“So much in the world of genetics depends on our collaborative efforts in identifying families and individuals at risk and then following them longitudinally to see whether screening recommendations makes a difference.” — Dr. Sheila Rustgi
Screening for High-Risk Individuals
The Columbia researchers advise that screening is not currently recommended for patients with an average risk of pancreatic cancer. The United States Preventive Services Task Force has found no evidence that screening or treatment of screen-detected pancreatic cancer improves disease-specific morbidity or mortality, or all-cause mortality.

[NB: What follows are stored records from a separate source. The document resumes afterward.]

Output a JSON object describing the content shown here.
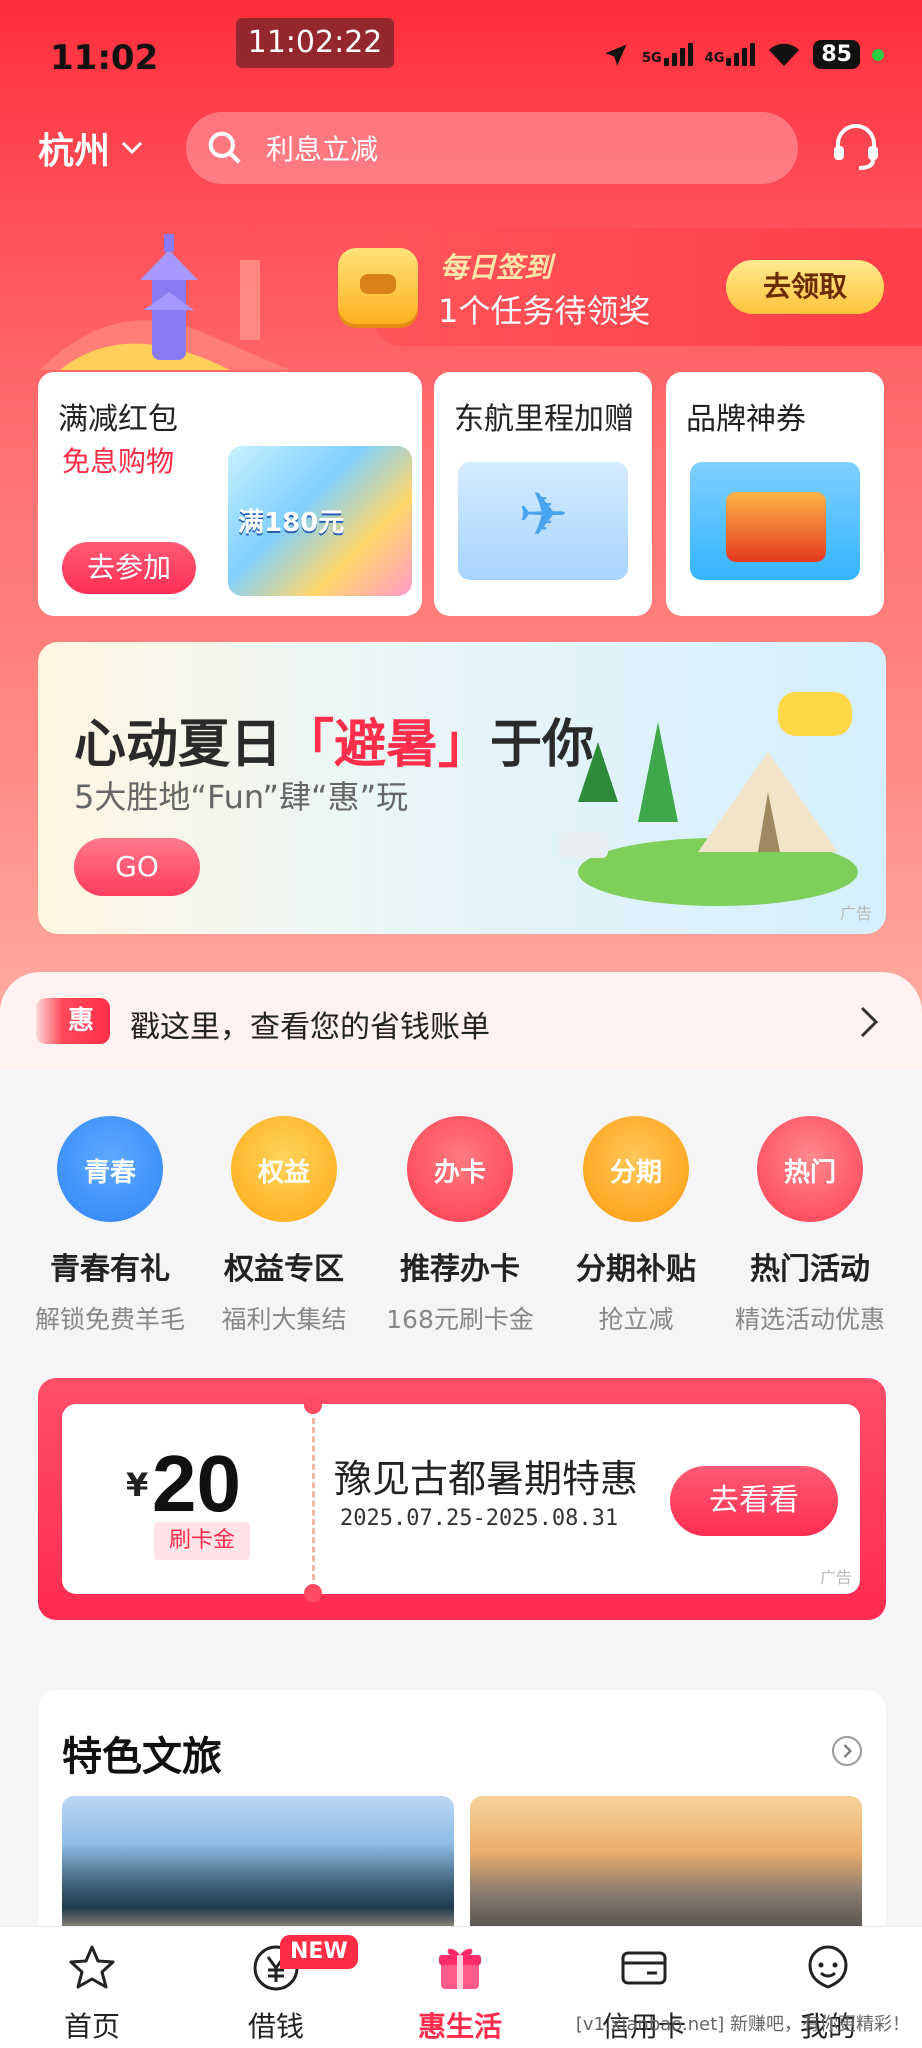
{
  "status_bar": {
    "time": "11:02",
    "recording_clock": "11:02:22",
    "battery": "85",
    "network": "5G",
    "network2": "4G"
  },
  "header": {
    "city": "杭州",
    "search_placeholder": "利息立减"
  },
  "daily_signin": {
    "title": "每日签到",
    "subtitle": "1个任务待领奖",
    "button": "去领取"
  },
  "promo_cards": [
    {
      "title": "满减红包",
      "subtitle": "免息购物",
      "button": "去参加"
    },
    {
      "title": "东航里程加赠"
    },
    {
      "title": "品牌神券"
    }
  ],
  "banner": {
    "title_prefix": "心动夏日",
    "title_highlight": "「避暑」",
    "title_suffix": "于你",
    "subtitle": "5大胜地“Fun”肆“惠”玩",
    "button": "GO",
    "ad_tag": "广告"
  },
  "bill_bar": {
    "tag": "惠",
    "text": "戳这里，查看您的省钱账单"
  },
  "quick_entries": [
    {
      "icon_text": "青春",
      "label": "青春有礼",
      "sub": "解锁免费羊毛",
      "color": "#2f86f5"
    },
    {
      "icon_text": "权益",
      "label": "权益专区",
      "sub": "福利大集结",
      "color": "#ffb11f"
    },
    {
      "icon_text": "办卡",
      "label": "推荐办卡",
      "sub": "168元刷卡金",
      "color": "#ff3b4e"
    },
    {
      "icon_text": "分期",
      "label": "分期补贴",
      "sub": "抢立减",
      "color": "#ffa313"
    },
    {
      "icon_text": "热门",
      "label": "热门活动",
      "sub": "精选活动优惠",
      "color": "#ff4455"
    }
  ],
  "coupon": {
    "currency": "¥",
    "amount": "20",
    "tag": "刷卡金",
    "title": "豫见古都暑期特惠",
    "date": "2025.07.25-2025.08.31",
    "button": "去看看",
    "ad_tag": "广告"
  },
  "culture": {
    "title": "特色文旅"
  },
  "tabbar": {
    "items": [
      {
        "label": "首页"
      },
      {
        "label": "借钱",
        "badge": "NEW"
      },
      {
        "label": "惠生活",
        "active": true
      },
      {
        "label": "信用卡"
      },
      {
        "label": "我的"
      }
    ]
  },
  "watermark": "[v1.xianbao.net] 新赚吧，有你更精彩！",
  "colors": {
    "brand_red": "#ff2c46",
    "hero_top": "#ff2e3c",
    "gold": "#ffc43a"
  }
}
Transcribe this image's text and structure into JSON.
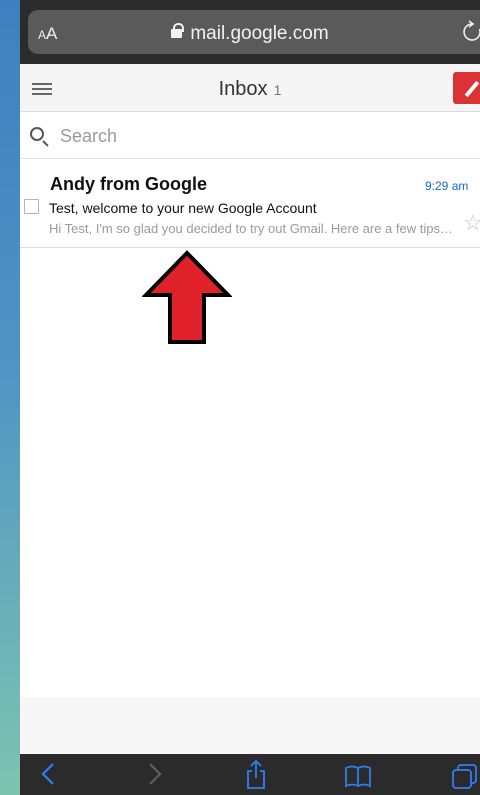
{
  "browser": {
    "text_size_label_small": "A",
    "text_size_label_large": "A",
    "url": "mail.google.com",
    "icons": [
      "lock-icon",
      "reload-icon",
      "back-icon",
      "forward-icon",
      "share-icon",
      "bookmarks-icon",
      "tabs-icon"
    ]
  },
  "header": {
    "title": "Inbox",
    "unread_count": "1",
    "menu_icon": "hamburger-icon",
    "compose_icon": "pencil-icon",
    "compose_color": "#db3236"
  },
  "search": {
    "placeholder": "Search"
  },
  "emails": [
    {
      "sender": "Andy from Google",
      "time": "9:29 am",
      "subject": "Test, welcome to your new Google Account",
      "snippet": "Hi Test, I'm so glad you decided to try out Gmail. Here are a few tips to get you up and running",
      "starred": false
    }
  ],
  "annotation": {
    "arrow_color": "#e0212a"
  },
  "colors": {
    "time_color": "#1a66d0",
    "safari_back_active": "#2f7df6"
  }
}
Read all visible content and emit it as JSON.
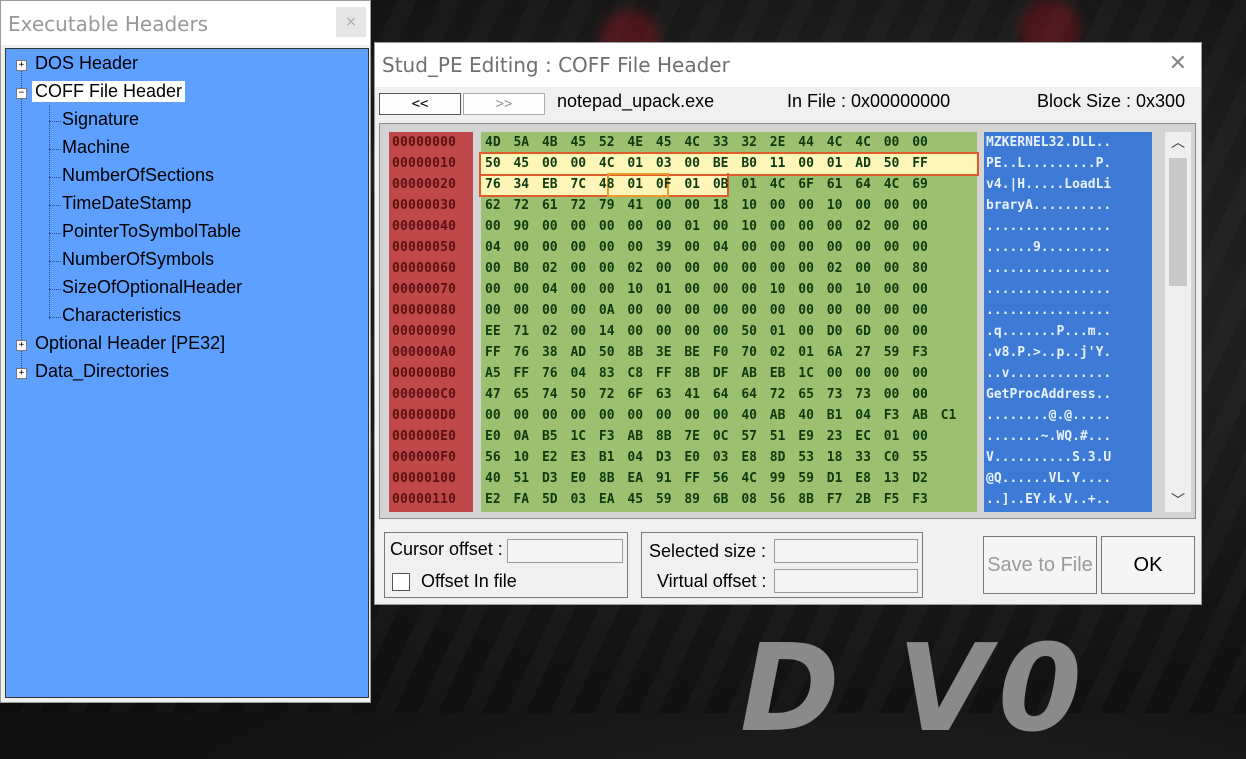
{
  "background": {
    "logo_text": "D V0"
  },
  "tree_window": {
    "title": "Executable Headers",
    "close_glyph": "×",
    "nodes": [
      {
        "label": "DOS Header",
        "expander": "+"
      },
      {
        "label": "COFF File Header",
        "expander": "−"
      },
      {
        "label": "Signature"
      },
      {
        "label": "Machine"
      },
      {
        "label": "NumberOfSections"
      },
      {
        "label": "TimeDateStamp"
      },
      {
        "label": "PointerToSymbolTable"
      },
      {
        "label": "NumberOfSymbols"
      },
      {
        "label": "SizeOfOptionalHeader"
      },
      {
        "label": "Characteristics"
      },
      {
        "label": "Optional Header [PE32]",
        "expander": "+"
      },
      {
        "label": "Data_Directories",
        "expander": "+"
      }
    ]
  },
  "editor": {
    "title": "Stud_PE Editing : COFF File Header",
    "close_glyph": "✕",
    "prev_label": "<<",
    "next_label": ">>",
    "file_name": "notepad_upack.exe",
    "in_file": "In File : 0x00000000",
    "block_size": "Block Size : 0x300",
    "hex_rows": [
      {
        "offset": "00000000",
        "hex": "4D 5A 4B 45 52 4E 45 4C 33 32 2E 44 4C 4C 00 00",
        "ascii": "MZKERNEL32.DLL.."
      },
      {
        "offset": "00000010",
        "hex": "50 45 00 00 4C 01 03 00 BE B0 11 00 01 AD 50 FF",
        "ascii": "PE..L.........P."
      },
      {
        "offset": "00000020",
        "hex": "76 34 EB 7C 48 01 0F 01 0B 01 4C 6F 61 64 4C 69",
        "ascii": "v4.|H.....LoadLi"
      },
      {
        "offset": "00000030",
        "hex": "62 72 61 72 79 41 00 00 18 10 00 00 10 00 00 00",
        "ascii": "braryA.........."
      },
      {
        "offset": "00000040",
        "hex": "00 90 00 00 00 00 00 01 00 10 00 00 00 02 00 00",
        "ascii": "................"
      },
      {
        "offset": "00000050",
        "hex": "04 00 00 00 00 00 39 00 04 00 00 00 00 00 00 00",
        "ascii": "......9........."
      },
      {
        "offset": "00000060",
        "hex": "00 B0 02 00 00 02 00 00 00 00 00 00 02 00 00 80",
        "ascii": "................"
      },
      {
        "offset": "00000070",
        "hex": "00 00 04 00 00 10 01 00 00 00 10 00 00 10 00 00",
        "ascii": "................"
      },
      {
        "offset": "00000080",
        "hex": "00 00 00 00 0A 00 00 00 00 00 00 00 00 00 00 00",
        "ascii": "................"
      },
      {
        "offset": "00000090",
        "hex": "EE 71 02 00 14 00 00 00 00 50 01 00 D0 6D 00 00",
        "ascii": ".q.......P...m.."
      },
      {
        "offset": "000000A0",
        "hex": "FF 76 38 AD 50 8B 3E BE F0 70 02 01 6A 27 59 F3",
        "ascii": ".v8.P.>..p..j'Y."
      },
      {
        "offset": "000000B0",
        "hex": "A5 FF 76 04 83 C8 FF 8B DF AB EB 1C 00 00 00 00",
        "ascii": "..v............."
      },
      {
        "offset": "000000C0",
        "hex": "47 65 74 50 72 6F 63 41 64 64 72 65 73 73 00 00",
        "ascii": "GetProcAddress.."
      },
      {
        "offset": "000000D0",
        "hex": "00 00 00 00 00 00 00 00 00 40 AB 40 B1 04 F3 AB C1",
        "ascii": "........@.@....."
      },
      {
        "offset": "000000E0",
        "hex": "E0 0A B5 1C F3 AB 8B 7E 0C 57 51 E9 23 EC 01 00",
        "ascii": ".......~.WQ.#..."
      },
      {
        "offset": "000000F0",
        "hex": "56 10 E2 E3 B1 04 D3 E0 03 E8 8D 53 18 33 C0 55",
        "ascii": "V..........S.3.U"
      },
      {
        "offset": "00000100",
        "hex": "40 51 D3 E0 8B EA 91 FF 56 4C 99 59 D1 E8 13 D2",
        "ascii": "@Q......VL.Y...."
      },
      {
        "offset": "00000110",
        "hex": "E2 FA 5D 03 EA 45 59 89 6B 08 56 8B F7 2B F5 F3",
        "ascii": "..]..EY.k.V..+.."
      }
    ],
    "scroll_up": "︿",
    "scroll_down": "﹀",
    "cursor_offset_label": "Cursor offset :",
    "cursor_offset_value": "",
    "offset_in_file_label": "Offset In file",
    "offset_in_file_checked": false,
    "selected_size_label": "Selected size :",
    "selected_size_value": "",
    "virtual_offset_label": "Virtual offset :",
    "virtual_offset_value": "",
    "save_label": "Save to File",
    "ok_label": "OK"
  }
}
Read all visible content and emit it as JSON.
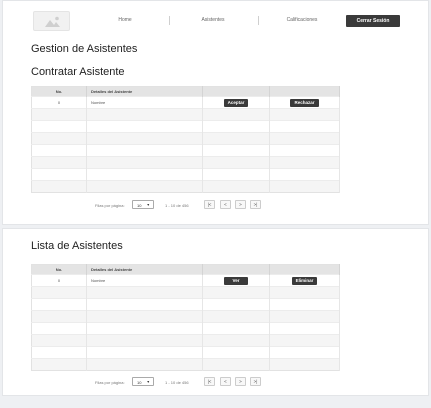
{
  "nav": {
    "logo_icon": "image-placeholder-icon",
    "links": [
      {
        "label": "Home"
      },
      {
        "label": "Asistentes"
      },
      {
        "label": "Calificaciones"
      }
    ],
    "logout_label": "Cerrar Sesión"
  },
  "page_title": "Gestion de Asistentes",
  "hire_section": {
    "title": "Contratar Asistente",
    "columns": {
      "no": "No.",
      "details": "Detalles del Asistente",
      "action1": "",
      "action2": ""
    },
    "row": {
      "no": "0",
      "details": "Nombre",
      "accept_label": "Aceptar",
      "reject_label": "Rechazar"
    },
    "pager": {
      "rows_label": "Filas por página:",
      "rows_value": "10",
      "range": "1 - 10 de 456",
      "buttons": [
        "|<",
        "<",
        ">",
        ">|"
      ]
    }
  },
  "list_section": {
    "title": "Lista de Asistentes",
    "columns": {
      "no": "No.",
      "details": "Detalles del Asistente",
      "action1": "",
      "action2": ""
    },
    "row": {
      "no": "0",
      "details": "Nombre",
      "view_label": "Ver",
      "delete_label": "Eliminar"
    },
    "pager": {
      "rows_label": "Filas por página:",
      "rows_value": "10",
      "range": "1 - 10 de 456",
      "buttons": [
        "|<",
        "<",
        ">",
        ">|"
      ]
    }
  }
}
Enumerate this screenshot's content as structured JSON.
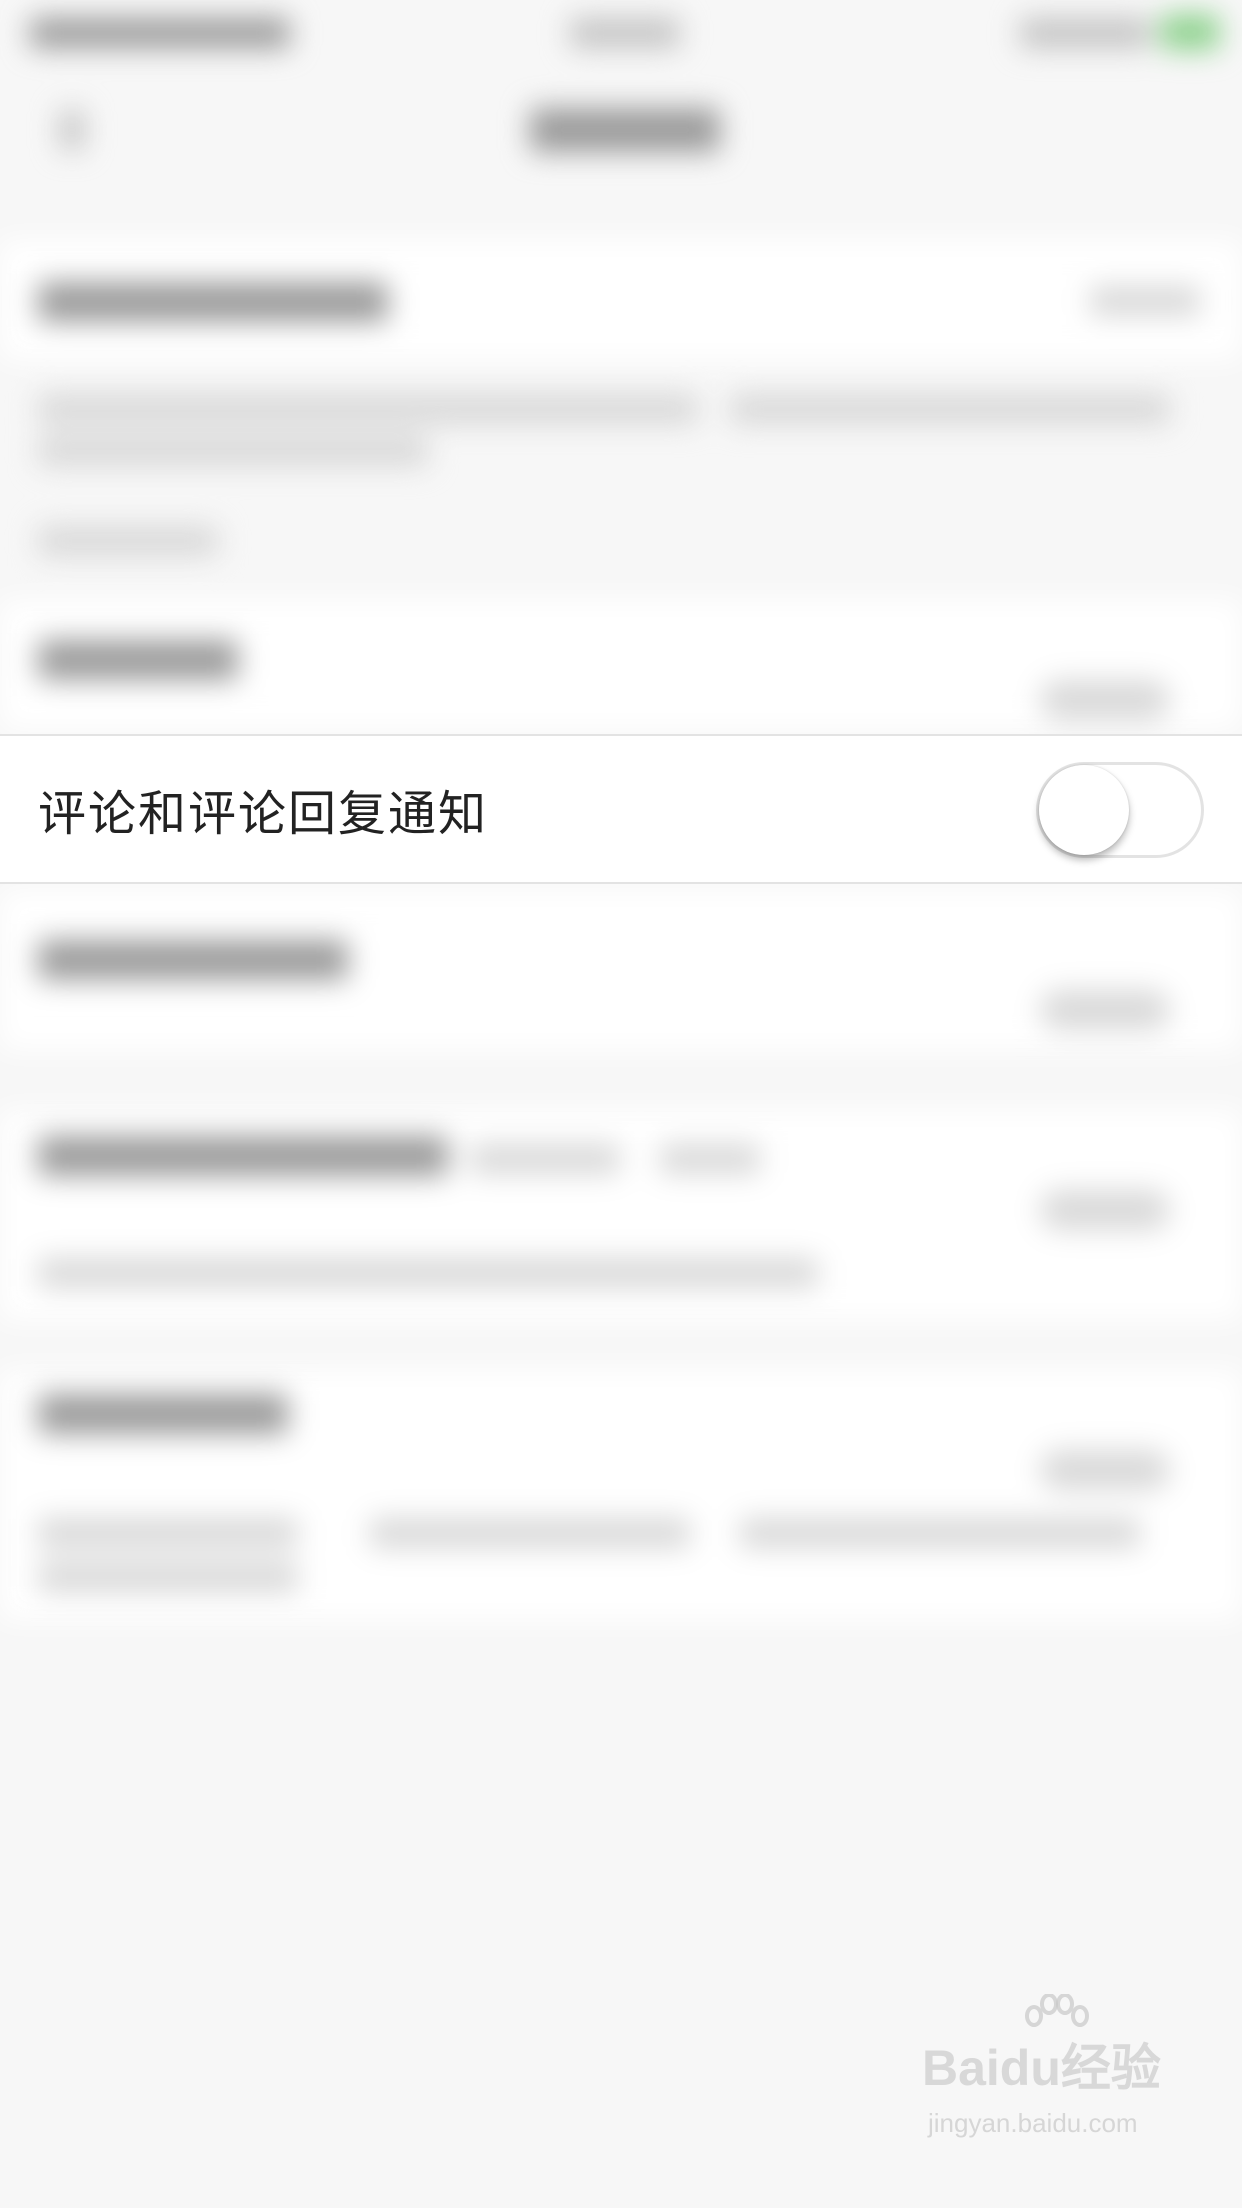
{
  "settings": {
    "comment_notification": {
      "label": "评论和评论回复通知",
      "enabled": false
    }
  },
  "watermark": {
    "logo": "Baidu经验",
    "url": "jingyan.baidu.com"
  }
}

However, experts have called for surveillance of high-risk individuals who generally have at least a 5-fold relative risk of PDAC, which primarily includes those with a familial or genetic predisposition. The benefits of surveillance in this population allow for the likelihood of downstaging the cancer, an important concern given how often PDAC is diagnosed at a metastatic stage. In a surveillance program, once a patient is identified as being at high risk for PDAC, they should be offered testing to identify high-grade dysplasia and early neoplasia when it can be resected and before it progresses.
Clinical Care Considerations
In their review, the Columbia researchers summarized the following key clinical care points:
- Precision treatment based on information from tumor and germline genetic testing can optimize treatment and outcomes for newly diagnosed pancreatic patients.
- Current guidelines recommend genetic testing for all newly diagnosed patients or their first-degree relatives if the affected patient cannot be tested.
- After identifying a mutation, cascade testing should be offered to all at-risk relatives; those who also carry the gene should be offered screening.
- If no pathogenic variant is identified but a patient is from a familial pancreatic cancer kindred (two family members with pancreatic cancer who are first-degree relatives), at-risk family members should be offered screening.
- Polygenic risk scores, where a number of single nucleotide polymorphisms may increase risk of pancreatic cancer, is an emerging tool that may be useful for risk stratification.
The Columbia team adds that further research of potential screening modalities, better assessment of additional risk factors to personalize surveillance, and the evaluation of continuing long-term surveillance data will help improve the management of high-risk individuals for the prevention and early detection of PDAC.
The published article by Dr. Kastrinos, Dr. Rustgi, and Ms. Hilfrank is the opening chapter of the book Inherited Gastrointestinal Cancers: Identification, Management, and the Role of Genetic Evaluating and Testing, An Issue of Gastrointestinal Endoscopy, for which Dr. Kastrinos served as Editor.
Familial Predisposition and Genetic Risk Factors Associated with Pancreatic Cancer. Rustgi SD, Hilfrank KJ, Kastrinos F. Gastrointestinal Endoscopy Clinics of North America. 2022 Jan;32(1):1-12.
Inherited Gastrointestinal Cancers: Identification, Management and the Role of Genetic Evaluation and Testing, An Issue of Gastrointestinal Endoscopy Clinics, 1st Edition. Ed: Fay Kastrinos. Elsevier. The Clinics: Internal Medicine, Volume 32-1. November 22, 2021.